Argentina Fights Large Dengue Outbreak with Atomic Radiation
As the world grapples with pandemics, the South American country of Argentina is fighting one of its worst dengue outbreaks in recent years. The mosquito-borne disease has recorded over 41,000 cases in the country this year, which is significantly higher than the equivalent level of previous years of large outbreaks in 2020 and 2016, according to government data. Marianela García Alba, a biologist from the National Atomic Energy Commission (CNEA), said that “this mosquito, due to the increase in temperature in our country and the world… is capable of spreading further. Its population continues to move further south.”

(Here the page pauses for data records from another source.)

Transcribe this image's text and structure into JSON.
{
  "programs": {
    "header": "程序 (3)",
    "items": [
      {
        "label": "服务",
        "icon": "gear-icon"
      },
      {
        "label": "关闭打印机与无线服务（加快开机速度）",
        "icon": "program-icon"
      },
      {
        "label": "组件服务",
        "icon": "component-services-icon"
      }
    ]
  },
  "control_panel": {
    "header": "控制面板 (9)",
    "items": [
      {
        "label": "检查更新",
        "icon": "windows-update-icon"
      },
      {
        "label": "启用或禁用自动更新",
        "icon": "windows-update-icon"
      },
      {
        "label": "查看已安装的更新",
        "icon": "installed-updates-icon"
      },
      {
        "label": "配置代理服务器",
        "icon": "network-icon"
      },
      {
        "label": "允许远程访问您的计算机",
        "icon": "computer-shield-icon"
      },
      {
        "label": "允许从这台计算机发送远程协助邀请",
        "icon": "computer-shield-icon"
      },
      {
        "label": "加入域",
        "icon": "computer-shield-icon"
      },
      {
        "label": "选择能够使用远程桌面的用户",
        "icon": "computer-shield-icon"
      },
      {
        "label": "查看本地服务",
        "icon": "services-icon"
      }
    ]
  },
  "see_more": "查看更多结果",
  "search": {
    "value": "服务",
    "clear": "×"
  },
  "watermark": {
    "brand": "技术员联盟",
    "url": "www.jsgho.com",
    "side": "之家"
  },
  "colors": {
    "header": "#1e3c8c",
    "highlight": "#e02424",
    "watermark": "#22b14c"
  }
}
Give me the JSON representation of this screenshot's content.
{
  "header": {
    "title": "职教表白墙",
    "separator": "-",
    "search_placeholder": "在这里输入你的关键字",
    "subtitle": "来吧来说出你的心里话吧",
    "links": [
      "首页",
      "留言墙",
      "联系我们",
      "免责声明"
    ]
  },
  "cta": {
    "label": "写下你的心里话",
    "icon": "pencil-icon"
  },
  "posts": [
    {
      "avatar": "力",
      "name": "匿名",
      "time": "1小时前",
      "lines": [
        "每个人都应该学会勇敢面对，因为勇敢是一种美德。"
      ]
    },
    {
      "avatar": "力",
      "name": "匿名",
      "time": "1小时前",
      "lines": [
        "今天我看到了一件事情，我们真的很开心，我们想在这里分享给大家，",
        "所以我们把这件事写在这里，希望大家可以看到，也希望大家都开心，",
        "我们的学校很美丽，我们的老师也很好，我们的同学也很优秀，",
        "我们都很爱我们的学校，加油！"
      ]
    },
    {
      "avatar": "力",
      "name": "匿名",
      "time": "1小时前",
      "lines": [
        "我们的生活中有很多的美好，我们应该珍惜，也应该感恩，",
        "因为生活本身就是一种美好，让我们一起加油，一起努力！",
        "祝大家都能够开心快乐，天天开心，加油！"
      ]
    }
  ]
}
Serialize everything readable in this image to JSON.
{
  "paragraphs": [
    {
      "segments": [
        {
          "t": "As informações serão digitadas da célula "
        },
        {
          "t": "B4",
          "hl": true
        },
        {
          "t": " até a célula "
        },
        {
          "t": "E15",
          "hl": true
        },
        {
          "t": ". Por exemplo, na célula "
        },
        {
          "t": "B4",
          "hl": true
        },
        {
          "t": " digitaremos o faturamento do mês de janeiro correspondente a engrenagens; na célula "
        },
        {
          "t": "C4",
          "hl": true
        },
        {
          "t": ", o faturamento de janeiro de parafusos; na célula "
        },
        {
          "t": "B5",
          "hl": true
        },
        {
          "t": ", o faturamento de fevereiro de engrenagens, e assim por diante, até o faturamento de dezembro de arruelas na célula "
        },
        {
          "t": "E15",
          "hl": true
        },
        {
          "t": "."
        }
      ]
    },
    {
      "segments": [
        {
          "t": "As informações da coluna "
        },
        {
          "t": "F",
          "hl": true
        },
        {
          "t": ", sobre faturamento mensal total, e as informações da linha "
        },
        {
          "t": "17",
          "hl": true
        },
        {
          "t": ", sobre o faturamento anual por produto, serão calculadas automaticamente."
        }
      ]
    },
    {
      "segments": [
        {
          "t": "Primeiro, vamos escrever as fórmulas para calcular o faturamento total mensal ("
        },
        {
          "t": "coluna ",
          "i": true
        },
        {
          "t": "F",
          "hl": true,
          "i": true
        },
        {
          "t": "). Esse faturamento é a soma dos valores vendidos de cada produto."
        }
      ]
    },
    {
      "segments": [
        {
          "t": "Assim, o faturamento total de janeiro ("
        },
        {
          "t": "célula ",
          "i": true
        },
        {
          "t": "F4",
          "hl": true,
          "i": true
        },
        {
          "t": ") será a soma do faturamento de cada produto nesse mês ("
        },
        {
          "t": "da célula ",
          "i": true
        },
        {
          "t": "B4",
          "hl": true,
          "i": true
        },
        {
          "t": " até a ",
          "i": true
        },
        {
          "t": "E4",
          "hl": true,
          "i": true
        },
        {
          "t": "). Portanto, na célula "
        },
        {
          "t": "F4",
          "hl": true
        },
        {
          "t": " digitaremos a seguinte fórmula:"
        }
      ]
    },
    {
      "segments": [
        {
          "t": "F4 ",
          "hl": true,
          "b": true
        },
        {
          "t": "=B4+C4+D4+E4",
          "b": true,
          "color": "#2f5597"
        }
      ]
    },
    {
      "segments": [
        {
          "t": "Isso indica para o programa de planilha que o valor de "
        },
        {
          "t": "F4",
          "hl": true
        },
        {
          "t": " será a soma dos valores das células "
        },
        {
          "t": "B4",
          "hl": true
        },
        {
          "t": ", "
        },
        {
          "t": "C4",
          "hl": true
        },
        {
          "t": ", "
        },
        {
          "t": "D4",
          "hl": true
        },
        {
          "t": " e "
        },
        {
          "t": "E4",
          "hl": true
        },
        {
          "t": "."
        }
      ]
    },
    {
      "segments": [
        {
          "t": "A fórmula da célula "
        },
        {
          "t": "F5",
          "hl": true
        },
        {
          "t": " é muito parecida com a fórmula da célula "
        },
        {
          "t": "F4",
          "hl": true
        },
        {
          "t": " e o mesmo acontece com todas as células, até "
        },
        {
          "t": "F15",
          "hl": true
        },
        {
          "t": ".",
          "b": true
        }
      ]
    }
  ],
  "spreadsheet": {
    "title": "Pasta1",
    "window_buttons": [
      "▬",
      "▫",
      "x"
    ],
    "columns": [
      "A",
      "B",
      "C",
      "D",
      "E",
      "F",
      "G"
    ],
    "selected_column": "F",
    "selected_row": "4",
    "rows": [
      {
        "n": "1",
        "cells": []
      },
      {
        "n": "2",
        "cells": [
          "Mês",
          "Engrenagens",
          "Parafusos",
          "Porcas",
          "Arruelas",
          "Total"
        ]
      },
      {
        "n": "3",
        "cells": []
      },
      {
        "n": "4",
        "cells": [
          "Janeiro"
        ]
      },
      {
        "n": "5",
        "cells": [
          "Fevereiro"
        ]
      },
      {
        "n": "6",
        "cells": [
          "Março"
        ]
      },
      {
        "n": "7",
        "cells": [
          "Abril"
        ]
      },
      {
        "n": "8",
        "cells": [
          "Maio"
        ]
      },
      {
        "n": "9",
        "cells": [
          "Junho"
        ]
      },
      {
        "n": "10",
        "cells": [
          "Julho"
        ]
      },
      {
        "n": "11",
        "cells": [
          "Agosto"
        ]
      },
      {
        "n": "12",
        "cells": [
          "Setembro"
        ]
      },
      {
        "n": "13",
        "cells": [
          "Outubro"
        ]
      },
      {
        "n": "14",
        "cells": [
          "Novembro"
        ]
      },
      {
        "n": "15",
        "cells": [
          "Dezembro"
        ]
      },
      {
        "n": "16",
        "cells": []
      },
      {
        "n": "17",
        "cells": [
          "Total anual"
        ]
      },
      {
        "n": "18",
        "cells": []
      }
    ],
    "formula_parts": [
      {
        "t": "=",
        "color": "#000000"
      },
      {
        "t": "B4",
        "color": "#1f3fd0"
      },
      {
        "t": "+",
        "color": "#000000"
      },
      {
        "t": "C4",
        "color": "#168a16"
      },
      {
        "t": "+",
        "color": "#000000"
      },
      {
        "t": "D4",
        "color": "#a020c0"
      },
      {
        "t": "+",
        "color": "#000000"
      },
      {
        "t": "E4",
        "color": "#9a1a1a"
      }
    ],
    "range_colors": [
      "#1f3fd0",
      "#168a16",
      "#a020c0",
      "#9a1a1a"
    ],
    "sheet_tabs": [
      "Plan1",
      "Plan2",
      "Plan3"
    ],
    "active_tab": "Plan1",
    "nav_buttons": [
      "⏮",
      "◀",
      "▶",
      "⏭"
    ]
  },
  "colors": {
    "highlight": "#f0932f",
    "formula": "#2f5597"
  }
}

To fight mosquitoes, CNEA biologists have been experimenting with atomic sterilization since 2016. They are sterilizing 10,000 males a week and aim to increase that number to 500,000. They hope to release the first batch of sterilized males in November. The sterilized mosquitoes are released into the wild, where they mate with wild females that result in offspring that are not viable. Through the successive release of such males, they aim to reduce the population of the vector mosquito.
Biologists are using ionizing energy to sterilize mosquitoes, which alters their DNA. The same radiation used in X-rays is being used to sterilize pests, aiding efforts to control diseases like chikungunya, dengue fever, and Zika. According to García Alba, the mosquitoes’ technique aims to suppressed the mosquito population without bringing any harm to the local ecosystem.
Dengue is transmitted by the bite of the Aedes aegypti mosquito, and its symptoms include fever, eye pain, headache, muscle and joint pain, nausea, vomiting, and fatigue. The atomic radiation method aims to reduce the dengue outbreak in Argentina without harming the environment or natural resources.
As per information from the source, similar techniques to sterilize pests using the same radiation found in X-rays have been in use for decades, aiding global efforts to control vector-borne diseases. By using atomic radiation for pest control, biologists hope to see a significant reduction in the dengue outbreak in Argentina soon.
In conclusion, Argentina’s endeavors to fight mosquito-borne diseases through atomic radiation are commendable. This approach proves to be beneficial in controlling diseases without harming the environment or natural resources. The success of atomic radiation in pest control could save millions of lives globally, making it a promising response for this and future outbreaks.